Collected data
**********
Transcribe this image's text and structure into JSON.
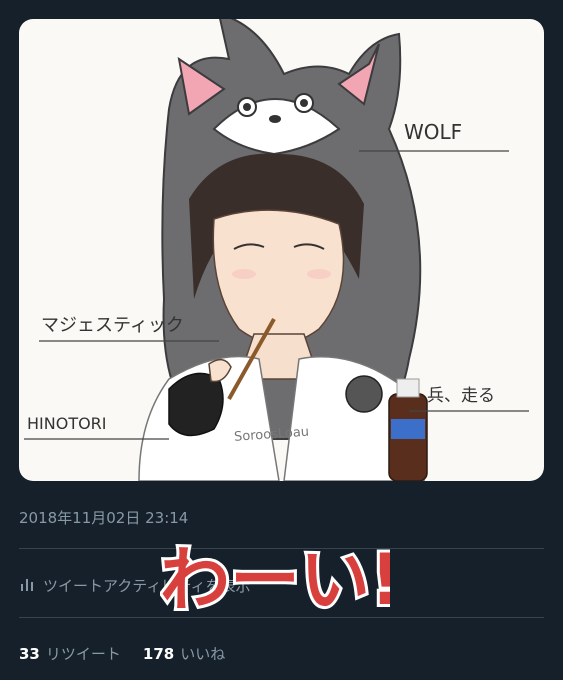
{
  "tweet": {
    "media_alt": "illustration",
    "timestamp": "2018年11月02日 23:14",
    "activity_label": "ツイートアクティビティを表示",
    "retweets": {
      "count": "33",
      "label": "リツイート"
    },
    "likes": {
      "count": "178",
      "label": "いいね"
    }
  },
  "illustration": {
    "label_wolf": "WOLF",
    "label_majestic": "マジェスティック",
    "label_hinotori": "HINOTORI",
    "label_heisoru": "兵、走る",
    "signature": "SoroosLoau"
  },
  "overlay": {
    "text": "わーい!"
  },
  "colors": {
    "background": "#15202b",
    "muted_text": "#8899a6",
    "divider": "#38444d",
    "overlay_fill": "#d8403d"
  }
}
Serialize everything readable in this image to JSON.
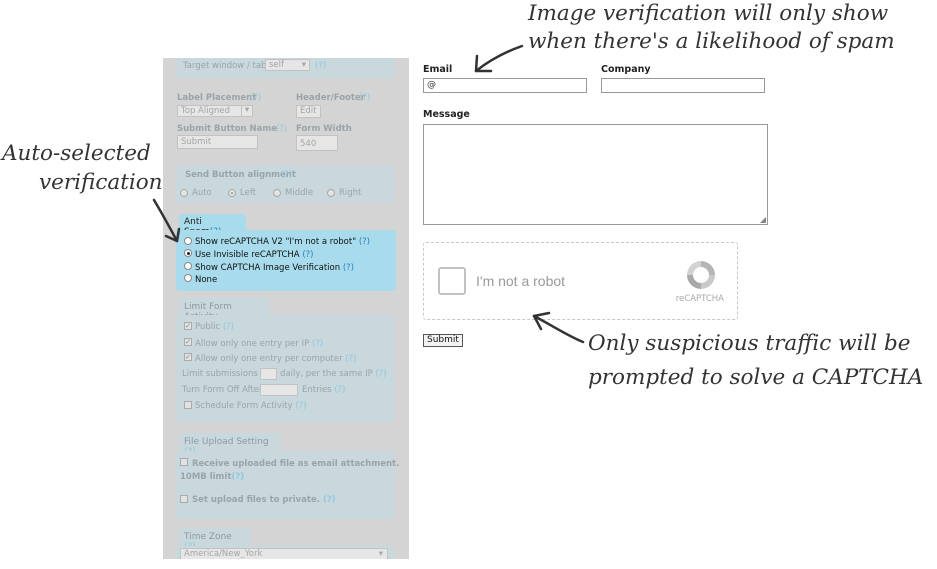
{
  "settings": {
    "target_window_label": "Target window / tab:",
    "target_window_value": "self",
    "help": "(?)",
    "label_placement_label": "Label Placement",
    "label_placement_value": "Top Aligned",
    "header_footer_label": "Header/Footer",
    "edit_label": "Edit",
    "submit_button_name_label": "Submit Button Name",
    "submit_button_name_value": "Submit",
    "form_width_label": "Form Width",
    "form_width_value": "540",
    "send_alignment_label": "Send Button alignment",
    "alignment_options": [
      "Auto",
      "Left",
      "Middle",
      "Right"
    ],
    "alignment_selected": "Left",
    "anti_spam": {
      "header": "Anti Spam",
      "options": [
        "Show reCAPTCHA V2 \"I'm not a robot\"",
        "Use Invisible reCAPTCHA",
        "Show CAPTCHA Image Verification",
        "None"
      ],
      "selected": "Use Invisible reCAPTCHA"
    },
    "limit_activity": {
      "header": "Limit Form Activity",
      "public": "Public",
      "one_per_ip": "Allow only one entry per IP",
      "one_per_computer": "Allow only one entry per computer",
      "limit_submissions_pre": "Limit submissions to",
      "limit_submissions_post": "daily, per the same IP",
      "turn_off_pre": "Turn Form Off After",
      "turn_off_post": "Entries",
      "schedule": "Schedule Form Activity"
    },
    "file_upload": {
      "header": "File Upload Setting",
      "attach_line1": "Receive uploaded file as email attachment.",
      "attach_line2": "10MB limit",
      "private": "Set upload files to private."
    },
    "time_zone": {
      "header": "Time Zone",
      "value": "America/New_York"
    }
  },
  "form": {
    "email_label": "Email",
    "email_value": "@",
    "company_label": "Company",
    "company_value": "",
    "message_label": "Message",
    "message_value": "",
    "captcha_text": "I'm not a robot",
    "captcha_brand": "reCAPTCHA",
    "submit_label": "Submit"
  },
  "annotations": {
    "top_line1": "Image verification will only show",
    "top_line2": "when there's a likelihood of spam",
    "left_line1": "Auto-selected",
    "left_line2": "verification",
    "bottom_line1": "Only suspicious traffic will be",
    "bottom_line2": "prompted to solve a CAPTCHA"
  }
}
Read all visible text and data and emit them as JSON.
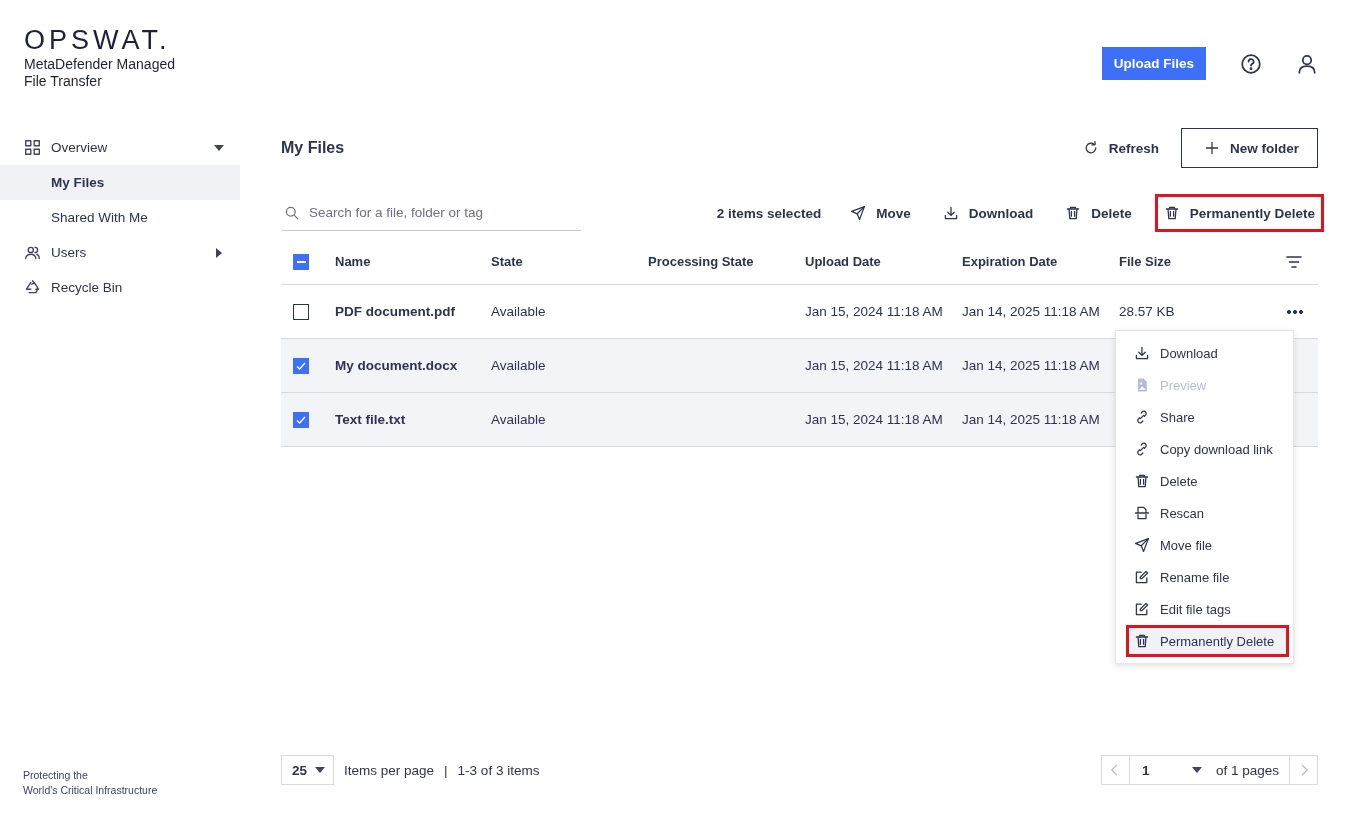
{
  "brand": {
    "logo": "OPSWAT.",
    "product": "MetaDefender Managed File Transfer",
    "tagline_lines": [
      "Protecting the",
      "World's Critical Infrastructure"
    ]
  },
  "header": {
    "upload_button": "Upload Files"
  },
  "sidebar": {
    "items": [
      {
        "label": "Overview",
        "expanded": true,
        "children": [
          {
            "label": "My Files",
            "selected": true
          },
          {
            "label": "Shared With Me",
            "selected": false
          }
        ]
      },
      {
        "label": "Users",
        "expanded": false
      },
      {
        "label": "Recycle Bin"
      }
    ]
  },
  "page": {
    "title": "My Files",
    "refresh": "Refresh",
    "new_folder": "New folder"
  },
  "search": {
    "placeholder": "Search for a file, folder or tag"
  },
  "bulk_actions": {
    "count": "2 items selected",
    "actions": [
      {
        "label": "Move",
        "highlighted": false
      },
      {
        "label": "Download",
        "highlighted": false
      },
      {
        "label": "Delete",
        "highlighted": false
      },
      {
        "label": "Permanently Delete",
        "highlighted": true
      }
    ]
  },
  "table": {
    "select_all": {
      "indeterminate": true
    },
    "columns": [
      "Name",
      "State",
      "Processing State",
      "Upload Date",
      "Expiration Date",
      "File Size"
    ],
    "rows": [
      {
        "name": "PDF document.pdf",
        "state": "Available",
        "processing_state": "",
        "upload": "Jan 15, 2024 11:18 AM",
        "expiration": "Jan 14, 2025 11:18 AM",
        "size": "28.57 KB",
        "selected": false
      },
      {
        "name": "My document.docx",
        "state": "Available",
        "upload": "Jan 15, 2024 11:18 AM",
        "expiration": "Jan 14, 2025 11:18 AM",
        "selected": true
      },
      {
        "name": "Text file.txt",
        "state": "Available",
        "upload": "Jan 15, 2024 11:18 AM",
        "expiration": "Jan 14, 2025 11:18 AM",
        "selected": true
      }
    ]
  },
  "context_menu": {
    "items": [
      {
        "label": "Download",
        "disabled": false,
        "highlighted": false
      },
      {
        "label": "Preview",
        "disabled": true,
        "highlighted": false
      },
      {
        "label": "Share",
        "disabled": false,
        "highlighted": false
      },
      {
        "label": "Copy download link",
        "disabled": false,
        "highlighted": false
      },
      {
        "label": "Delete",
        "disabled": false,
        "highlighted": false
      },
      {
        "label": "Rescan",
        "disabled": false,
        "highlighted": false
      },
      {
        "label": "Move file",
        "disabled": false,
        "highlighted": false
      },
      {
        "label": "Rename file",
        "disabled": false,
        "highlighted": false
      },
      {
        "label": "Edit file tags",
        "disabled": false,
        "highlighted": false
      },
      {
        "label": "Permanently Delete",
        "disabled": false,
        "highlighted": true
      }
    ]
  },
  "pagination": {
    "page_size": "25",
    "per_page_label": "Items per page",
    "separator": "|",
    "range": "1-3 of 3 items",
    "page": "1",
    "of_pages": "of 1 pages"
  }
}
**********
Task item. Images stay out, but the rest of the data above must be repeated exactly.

Answer section.
Transcribe this image's text and structure into JSON.
{
  "tweet": {
    "media_alt": "illustration",
    "timestamp": "2018年11月02日 23:14",
    "activity_label": "ツイートアクティビティを表示",
    "retweets": {
      "count": "33",
      "label": "リツイート"
    },
    "likes": {
      "count": "178",
      "label": "いいね"
    }
  },
  "illustration": {
    "label_wolf": "WOLF",
    "label_majestic": "マジェスティック",
    "label_hinotori": "HINOTORI",
    "label_heisoru": "兵、走る",
    "signature": "SoroosLoau"
  },
  "overlay": {
    "text": "わーい!"
  },
  "colors": {
    "background": "#15202b",
    "muted_text": "#8899a6",
    "divider": "#38444d",
    "overlay_fill": "#d8403d"
  }
}
Serialize everything readable in this image to JSON.
{
  "settings": {
    "target_window_label": "Target window / tab:",
    "target_window_value": "self",
    "help": "(?)",
    "label_placement_label": "Label Placement",
    "label_placement_value": "Top Aligned",
    "header_footer_label": "Header/Footer",
    "edit_label": "Edit",
    "submit_button_name_label": "Submit Button Name",
    "submit_button_name_value": "Submit",
    "form_width_label": "Form Width",
    "form_width_value": "540",
    "send_alignment_label": "Send Button alignment",
    "alignment_options": [
      "Auto",
      "Left",
      "Middle",
      "Right"
    ],
    "alignment_selected": "Left",
    "anti_spam": {
      "header": "Anti Spam",
      "options": [
        "Show reCAPTCHA V2 \"I'm not a robot\"",
        "Use Invisible reCAPTCHA",
        "Show CAPTCHA Image Verification",
        "None"
      ],
      "selected": "Use Invisible reCAPTCHA"
    },
    "limit_activity": {
      "header": "Limit Form Activity",
      "public": "Public",
      "one_per_ip": "Allow only one entry per IP",
      "one_per_computer": "Allow only one entry per computer",
      "limit_submissions_pre": "Limit submissions to",
      "limit_submissions_post": "daily, per the same IP",
      "turn_off_pre": "Turn Form Off After",
      "turn_off_post": "Entries",
      "schedule": "Schedule Form Activity"
    },
    "file_upload": {
      "header": "File Upload Setting",
      "attach_line1": "Receive uploaded file as email attachment.",
      "attach_line2": "10MB limit",
      "private": "Set upload files to private."
    },
    "time_zone": {
      "header": "Time Zone",
      "value": "America/New_York"
    }
  },
  "form": {
    "email_label": "Email",
    "email_value": "@",
    "company_label": "Company",
    "company_value": "",
    "message_label": "Message",
    "message_value": "",
    "captcha_text": "I'm not a robot",
    "captcha_brand": "reCAPTCHA",
    "submit_label": "Submit"
  },
  "annotations": {
    "top_line1": "Image verification will only show",
    "top_line2": "when there's a likelihood of spam",
    "left_line1": "Auto-selected",
    "left_line2": "verification",
    "bottom_line1": "Only suspicious traffic will be",
    "bottom_line2": "prompted to solve a CAPTCHA"
  }
}
Read all visible text and data and emit them as JSON.
{
  "brand": {
    "logo": "OPSWAT.",
    "product": "MetaDefender Managed File Transfer",
    "tagline_lines": [
      "Protecting the",
      "World's Critical Infrastructure"
    ]
  },
  "header": {
    "upload_button": "Upload Files"
  },
  "sidebar": {
    "items": [
      {
        "label": "Overview",
        "expanded": true,
        "children": [
          {
            "label": "My Files",
            "selected": true
          },
          {
            "label": "Shared With Me",
            "selected": false
          }
        ]
      },
      {
        "label": "Users",
        "expanded": false
      },
      {
        "label": "Recycle Bin"
      }
    ]
  },
  "page": {
    "title": "My Files",
    "refresh": "Refresh",
    "new_folder": "New folder"
  },
  "search": {
    "placeholder": "Search for a file, folder or tag"
  },
  "bulk_actions": {
    "count": "2 items selected",
    "actions": [
      {
        "label": "Move",
        "highlighted": false
      },
      {
        "label": "Download",
        "highlighted": false
      },
      {
        "label": "Delete",
        "highlighted": false
      },
      {
        "label": "Permanently Delete",
        "highlighted": true
      }
    ]
  },
  "table": {
    "select_all": {
      "indeterminate": true
    },
    "columns": [
      "Name",
      "State",
      "Processing State",
      "Upload Date",
      "Expiration Date",
      "File Size"
    ],
    "rows": [
      {
        "name": "PDF document.pdf",
        "state": "Available",
        "processing_state": "",
        "upload": "Jan 15, 2024 11:18 AM",
        "expiration": "Jan 14, 2025 11:18 AM",
        "size": "28.57 KB",
        "selected": false
      },
      {
        "name": "My document.docx",
        "state": "Available",
        "upload": "Jan 15, 2024 11:18 AM",
        "expiration": "Jan 14, 2025 11:18 AM",
        "selected": true
      },
      {
        "name": "Text file.txt",
        "state": "Available",
        "upload": "Jan 15, 2024 11:18 AM",
        "expiration": "Jan 14, 2025 11:18 AM",
        "selected": true
      }
    ]
  },
  "context_menu": {
    "items": [
      {
        "label": "Download",
        "disabled": false,
        "highlighted": false
      },
      {
        "label": "Preview",
        "disabled": true,
        "highlighted": false
      },
      {
        "label": "Share",
        "disabled": false,
        "highlighted": false
      },
      {
        "label": "Copy download link",
        "disabled": false,
        "highlighted": false
      },
      {
        "label": "Delete",
        "disabled": false,
        "highlighted": false
      },
      {
        "label": "Rescan",
        "disabled": false,
        "highlighted": false
      },
      {
        "label": "Move file",
        "disabled": false,
        "highlighted": false
      },
      {
        "label": "Rename file",
        "disabled": false,
        "highlighted": false
      },
      {
        "label": "Edit file tags",
        "disabled": false,
        "highlighted": false
      },
      {
        "label": "Permanently Delete",
        "disabled": false,
        "highlighted": true
      }
    ]
  },
  "pagination": {
    "page_size": "25",
    "per_page_label": "Items per page",
    "separator": "|",
    "range": "1-3 of 3 items",
    "page": "1",
    "of_pages": "of 1 pages"
  }
}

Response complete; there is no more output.